For each line below that contains the word "heading", make a copy.

Website and app data records:
━━━━━━

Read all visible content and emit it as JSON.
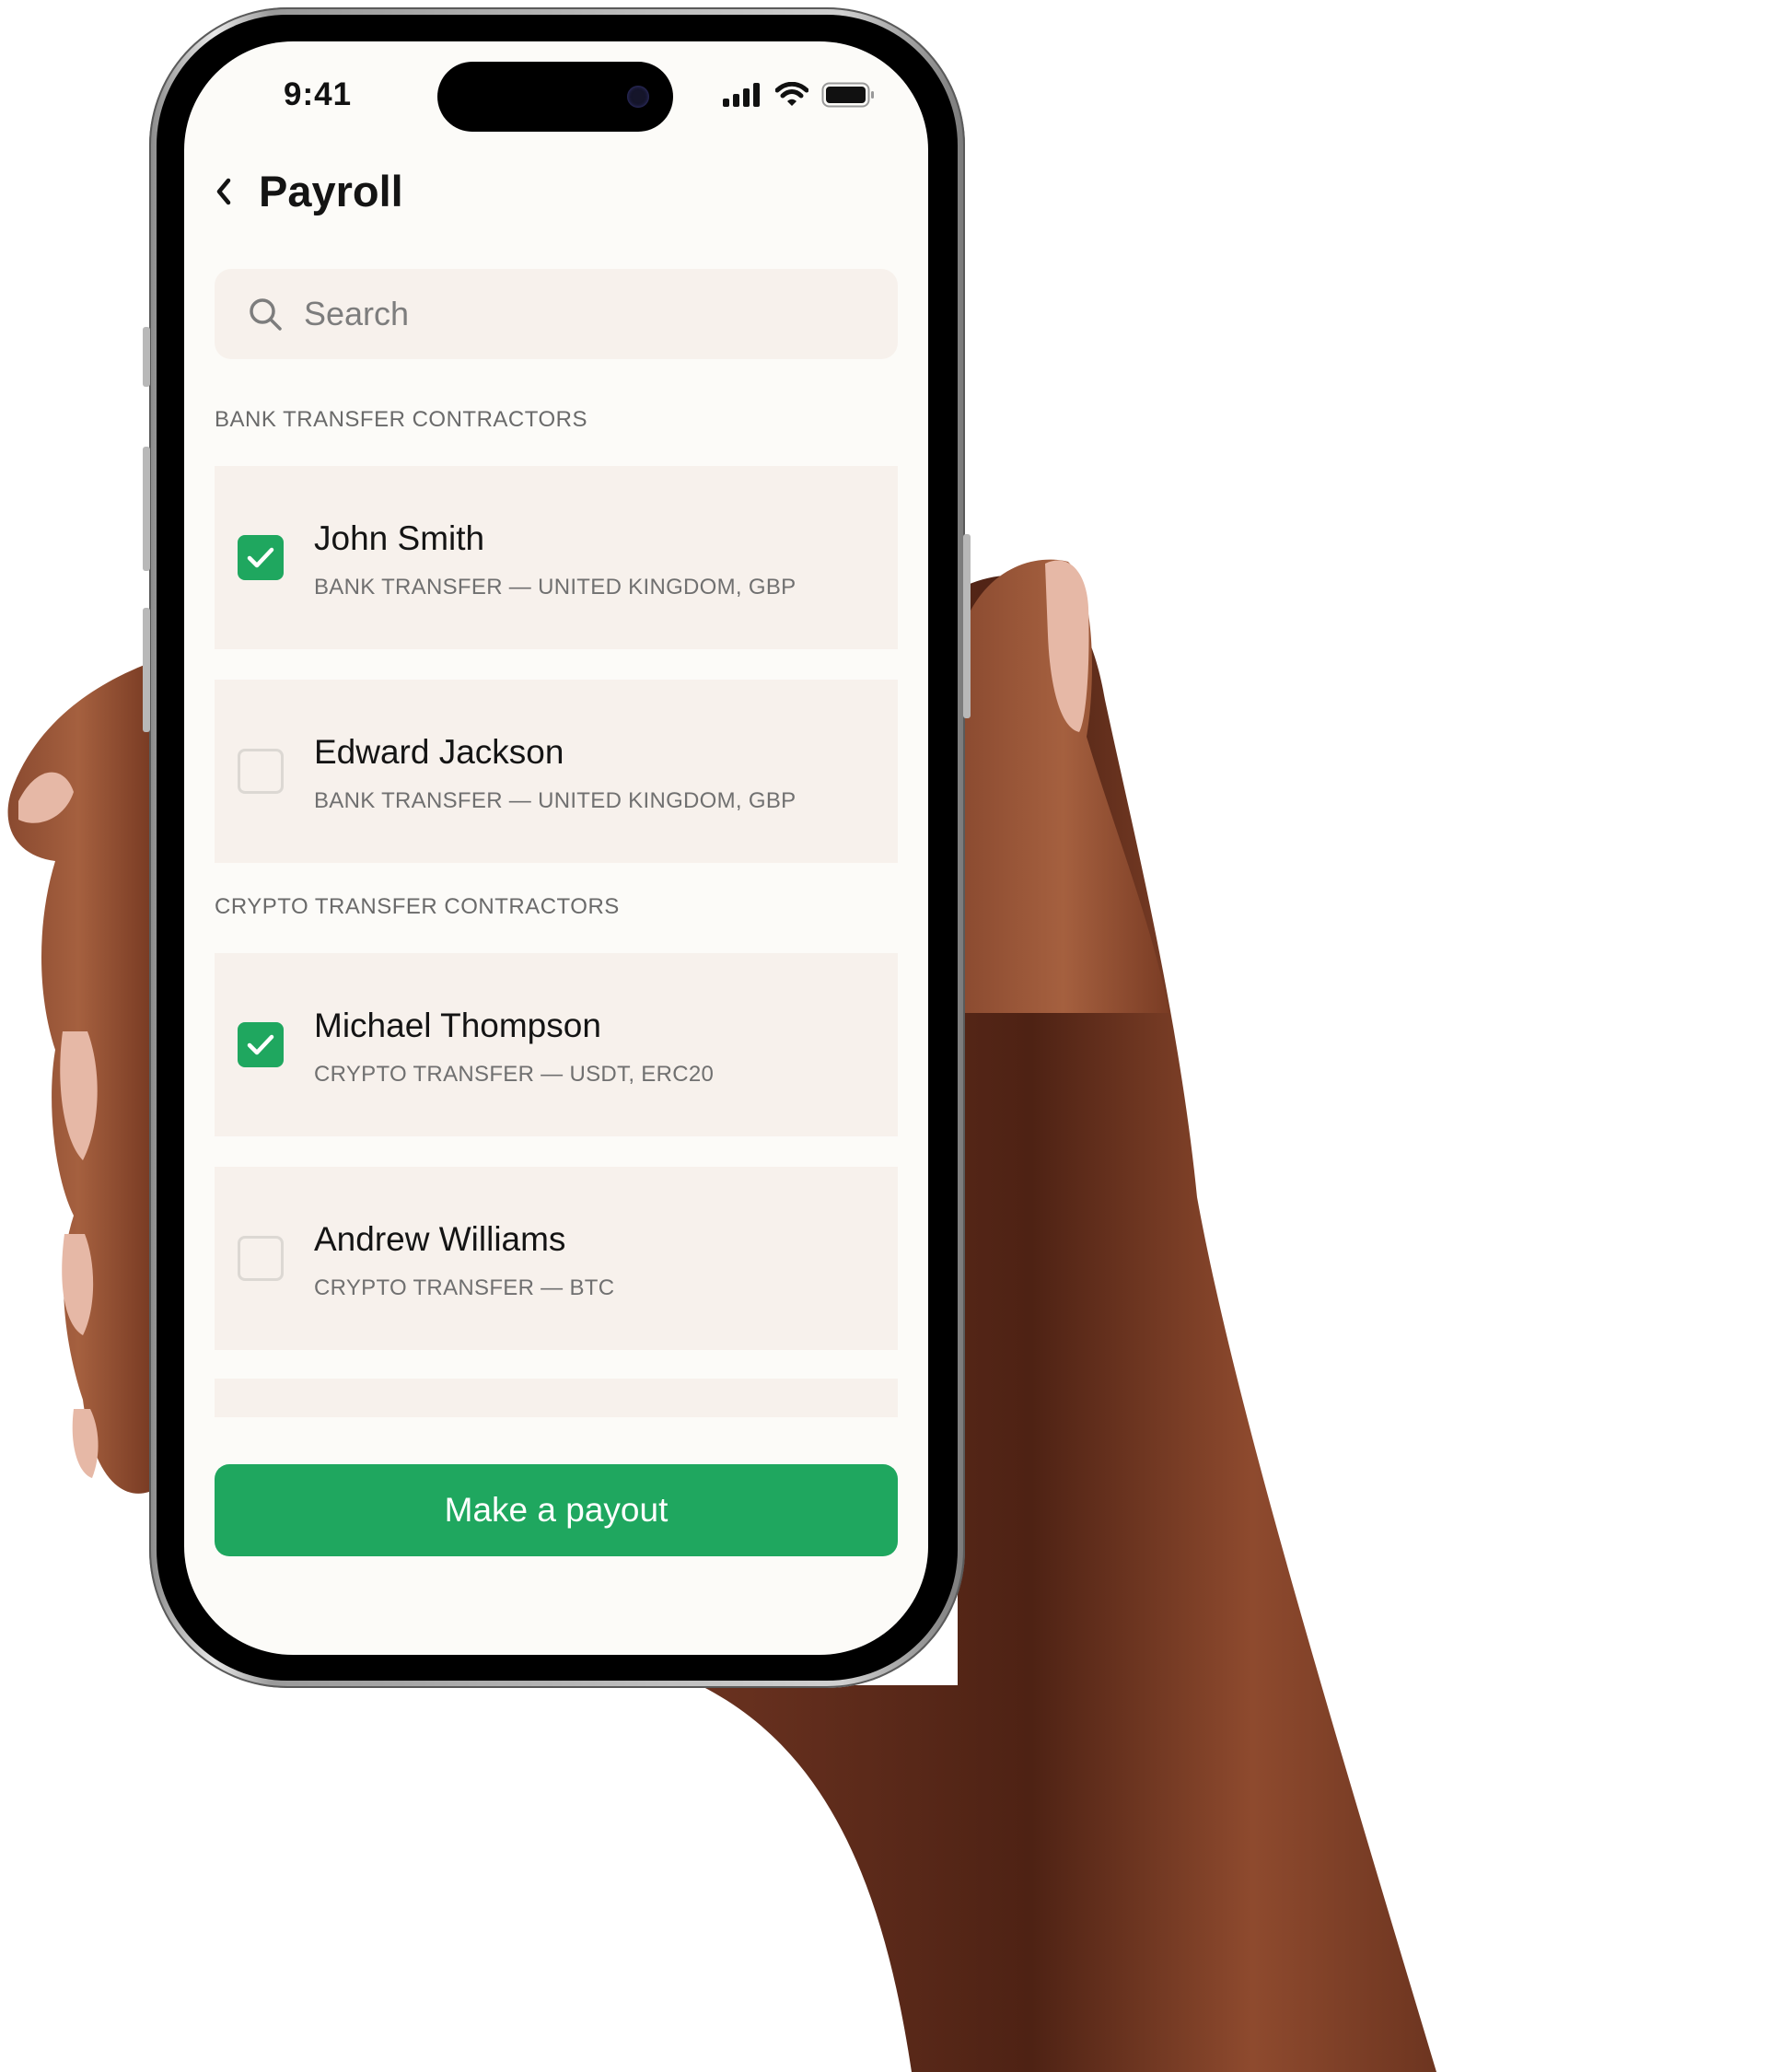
{
  "status_bar": {
    "time": "9:41",
    "icons": [
      "signal-icon",
      "wifi-icon",
      "battery-icon"
    ]
  },
  "header": {
    "back_icon": "chevron-left-icon",
    "title": "Payroll"
  },
  "search": {
    "icon": "search-icon",
    "placeholder": "Search",
    "value": ""
  },
  "sections": [
    {
      "label": "BANK TRANSFER CONTRACTORS",
      "items": [
        {
          "name": "John Smith",
          "detail": "BANK TRANSFER — UNITED KINGDOM, GBP",
          "checked": true
        },
        {
          "name": "Edward Jackson",
          "detail": "BANK TRANSFER — UNITED KINGDOM, GBP",
          "checked": false
        }
      ]
    },
    {
      "label": "CRYPTO TRANSFER CONTRACTORS",
      "items": [
        {
          "name": "Michael Thompson",
          "detail": "CRYPTO TRANSFER — USDT, ERC20",
          "checked": true
        },
        {
          "name": "Andrew Williams",
          "detail": "CRYPTO TRANSFER — BTC",
          "checked": false
        }
      ]
    }
  ],
  "primary_action": {
    "label": "Make a payout"
  },
  "colors": {
    "accent": "#1fa75f",
    "card_background": "#f7f1ec",
    "screen_background": "#fcfbf8",
    "text_primary": "#141414",
    "text_secondary": "#707070"
  }
}
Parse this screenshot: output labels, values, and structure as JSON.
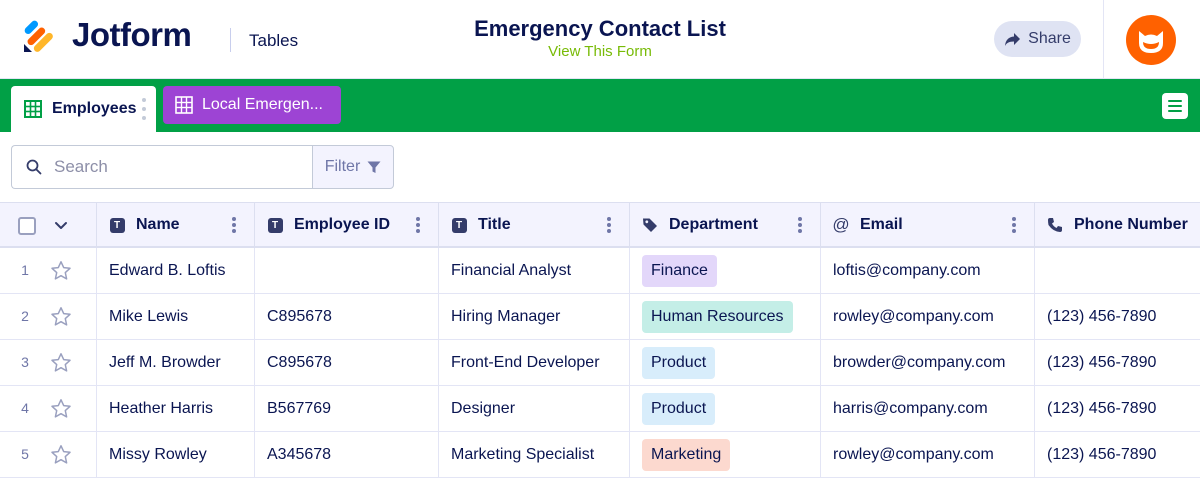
{
  "header": {
    "brand": "Jotform",
    "section": "Tables",
    "title": "Emergency Contact List",
    "form_link": "View This Form",
    "share_label": "Share"
  },
  "tabs": [
    {
      "label": "Employees",
      "active": true,
      "icon": "table-icon"
    },
    {
      "label": "Local Emergen...",
      "active": false,
      "icon": "table-icon"
    }
  ],
  "toolbar": {
    "search_placeholder": "Search",
    "filter_label": "Filter"
  },
  "table": {
    "columns": [
      {
        "label": "Name",
        "icon": "text-type-icon"
      },
      {
        "label": "Employee ID",
        "icon": "text-type-icon"
      },
      {
        "label": "Title",
        "icon": "text-type-icon"
      },
      {
        "label": "Department",
        "icon": "tag-icon"
      },
      {
        "label": "Email",
        "icon": "at-icon"
      },
      {
        "label": "Phone Number",
        "icon": "phone-icon"
      }
    ],
    "rows": [
      {
        "num": "1",
        "name": "Edward B. Loftis",
        "employee_id": "",
        "title": "Financial Analyst",
        "department": "Finance",
        "email": "loftis@company.com",
        "phone": ""
      },
      {
        "num": "2",
        "name": "Mike Lewis",
        "employee_id": "C895678",
        "title": "Hiring Manager",
        "department": "Human Resources",
        "email": "rowley@company.com",
        "phone": "(123) 456-7890"
      },
      {
        "num": "3",
        "name": "Jeff M. Browder",
        "employee_id": "C895678",
        "title": "Front-End Developer",
        "department": "Product",
        "email": "browder@company.com",
        "phone": "(123) 456-7890"
      },
      {
        "num": "4",
        "name": "Heather Harris",
        "employee_id": "B567769",
        "title": "Designer",
        "department": "Product",
        "email": "harris@company.com",
        "phone": "(123) 456-7890"
      },
      {
        "num": "5",
        "name": "Missy Rowley",
        "employee_id": "A345678",
        "title": "Marketing Specialist",
        "department": "Marketing",
        "email": "rowley@company.com",
        "phone": "(123) 456-7890"
      }
    ]
  },
  "colors": {
    "brand_navy": "#0a1551",
    "tabbar_green": "#01a046",
    "tab_purple": "#9d44d4",
    "link_green": "#78bb07",
    "avatar_orange": "#ff6100",
    "dept_finance": "#e3d7fa",
    "dept_hr": "#c4eee7",
    "dept_product": "#d8edfb",
    "dept_marketing": "#fcd9cf"
  }
}
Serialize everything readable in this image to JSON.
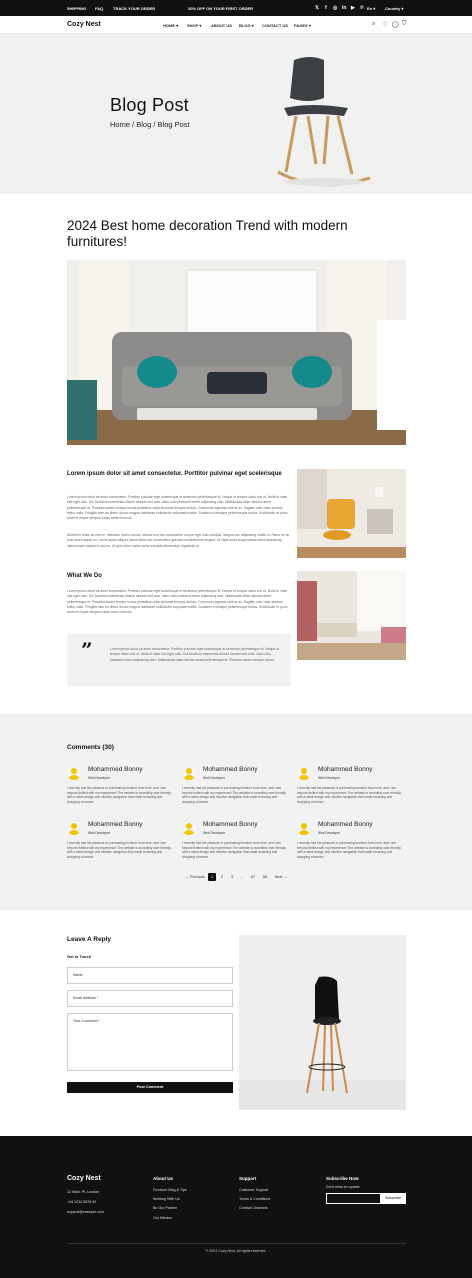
{
  "topbar": {
    "shipping": "SHIPPING",
    "faq": "FAQ",
    "track": "TRACK YOUR ORDER",
    "promo": "20% OFF ON YOUR FIRST ORDER",
    "lang": "En",
    "country": "Country"
  },
  "nav": {
    "logo": "Cozy Nest",
    "items": [
      "HOME",
      "SHOP",
      "ABOUT US",
      "BLOG",
      "CONTACT US",
      "PAGES"
    ]
  },
  "hero": {
    "title": "Blog Post",
    "breadcrumb": "Home / Blog / Blog Post"
  },
  "article": {
    "title": "2024 Best home decoration Trend with modern furnitures!",
    "sub1": "Lorem ipsum dolor sit amet consectetur. Porttitor pulvinar eget scelerisque",
    "p1": "Lorem ipsum dolor sit amet consectetur. Porttitor pulvinar eget scelerisque et senectus pellentesque id. Neque ut tempor diam orci ut. Nulla in vitae nisi eget odio. Dui faucibus maecenas dictum laoreet sed cras. Nam odio praesent lorem adipiscing odio. Malesuada vitae ultricies amet pellentesque id. Pharetra auctor tempor luctus phasellus nulla dictumst tempus dictum. Commodo egestas velit at ac. Sagittis odio vitae aenean tellus nulla. Fringilla nam eu libero donec magna habitasse sollicitudin vulputate mattis. Sodales ut tristique pellentesque lectus. Sollicitudin et proin amet et neque tempus turpis amet rhoncus.",
    "p2": "Morbi leo tortor ac nisi mi. Interdum lorem cursus. Massa sed nisl consectetur neque eget odio volutpat. Magna nec adipiscing mattis in. Risus ne ac duis amet neque mi. Lacus quam aliquet luctus tellus dui consectetur gravida condimentum feugiat. Ut vitae amet suspendisse tellus adipiscing ullamcorper massa in sed ac. Ut quis dolor luctus tortor volutpat elementum dignissim ut.",
    "sub2": "What We Do",
    "p3": "Lorem ipsum dolor sit amet consectetur. Porttitor pulvinar eget scelerisque et senectus pellentesque id. Neque ut tempor diam orci ut. Nulla in vitae nisi eget odio. Dui faucibus maecenas dictum laoreet sed cras. Nam odio praesent lorem adipiscing odio. Malesuada vitae ultricies amet pellentesque id. Pharetra auctor tempor luctus phasellus nulla dictumst tempus dictum. Commodo egestas velit at ac. Sagittis odio vitae aenean tellus nulla. Fringilla nam eu libero donec magna habitasse sollicitudin vulputate mattis. Sodales ut tristique pellentesque lectus. Sollicitudin et proin amet et neque tempus turpis amet rhoncus.",
    "quote": "Lorem ipsum dolor sit amet consectetur. Porttitor pulvinar eget scelerisque et senectus pellentesque id. Neque ut tempor diam orci ut. Nulla in vitae nisi eget odio. Dui faucibus maecenas dictum laoreet sed cras. Nam odio praesent lorem adipiscing odio. Malesuada vitae ultricies amet pellentesque id. Pharetra auctor tempor luctus."
  },
  "comments": {
    "heading": "Comments (30)",
    "items": [
      {
        "name": "Mohammed Bonny",
        "role": "Web Developer",
        "text": "I recently had the pleasure of purchasing furniture from here, and I am beyond thrilled with my experience! The website is incredibly user-friendly, with a sleek design and intuitive navigation that made browsing and shopping a breeze."
      },
      {
        "name": "Mohammed Bonny",
        "role": "Web Developer",
        "text": "I recently had the pleasure of purchasing furniture from here, and I am beyond thrilled with my experience! The website is incredibly user-friendly, with a sleek design and intuitive navigation that made browsing and shopping a breeze."
      },
      {
        "name": "Mohammed Bonny",
        "role": "Web Developer",
        "text": "I recently had the pleasure of purchasing furniture from here, and I am beyond thrilled with my experience! The website is incredibly user-friendly, with a sleek design and intuitive navigation that made browsing and shopping a breeze."
      },
      {
        "name": "Mohammed Bonny",
        "role": "Web Developer",
        "text": "I recently had the pleasure of purchasing furniture from here, and I am beyond thrilled with my experience! The website is incredibly user-friendly, with a sleek design and intuitive navigation that made browsing and shopping a breeze."
      },
      {
        "name": "Mohammed Bonny",
        "role": "Web Developer",
        "text": "I recently had the pleasure of purchasing furniture from here, and I am beyond thrilled with my experience! The website is incredibly user-friendly, with a sleek design and intuitive navigation that made browsing and shopping a breeze."
      },
      {
        "name": "Mohammed Bonny",
        "role": "Web Developer",
        "text": "I recently had the pleasure of purchasing furniture from here, and I am beyond thrilled with my experience! The website is incredibly user-friendly, with a sleek design and intuitive navigation that made browsing and shopping a breeze."
      }
    ],
    "pager": {
      "prev": "← Previous",
      "pages": [
        "1",
        "2",
        "3",
        "...",
        "67",
        "68"
      ],
      "next": "Next →"
    }
  },
  "reply": {
    "heading": "Leave A Reply",
    "sub": "Get In Touch",
    "name_ph": "Name",
    "email_ph": "Email Address *",
    "comment_ph": "Your Comment *",
    "button": "Post Comment"
  },
  "footer": {
    "logo": "Cozy Nest",
    "address": "12 Main, Pt, London",
    "phone": "+44 1234 5678 90",
    "email": "support@example.com",
    "about_title": "About Us",
    "about": [
      "Furniture Blog & Tips",
      "Working With Us",
      "Be Our Partner",
      "Our Mission"
    ],
    "support_title": "Support",
    "support": [
      "Customer Support",
      "Terms & Conditions",
      "Contact Channels"
    ],
    "sub_title": "Subscribe Now",
    "sub_text": "Don't miss an update",
    "sub_button": "Subscribe",
    "copyright": "© 2024 Cozy Nest. All rights reserved."
  }
}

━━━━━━

*EXERCISE RESPONSE*.
    "heading": "Comments (30)",
    "heading": "Leave A Reply",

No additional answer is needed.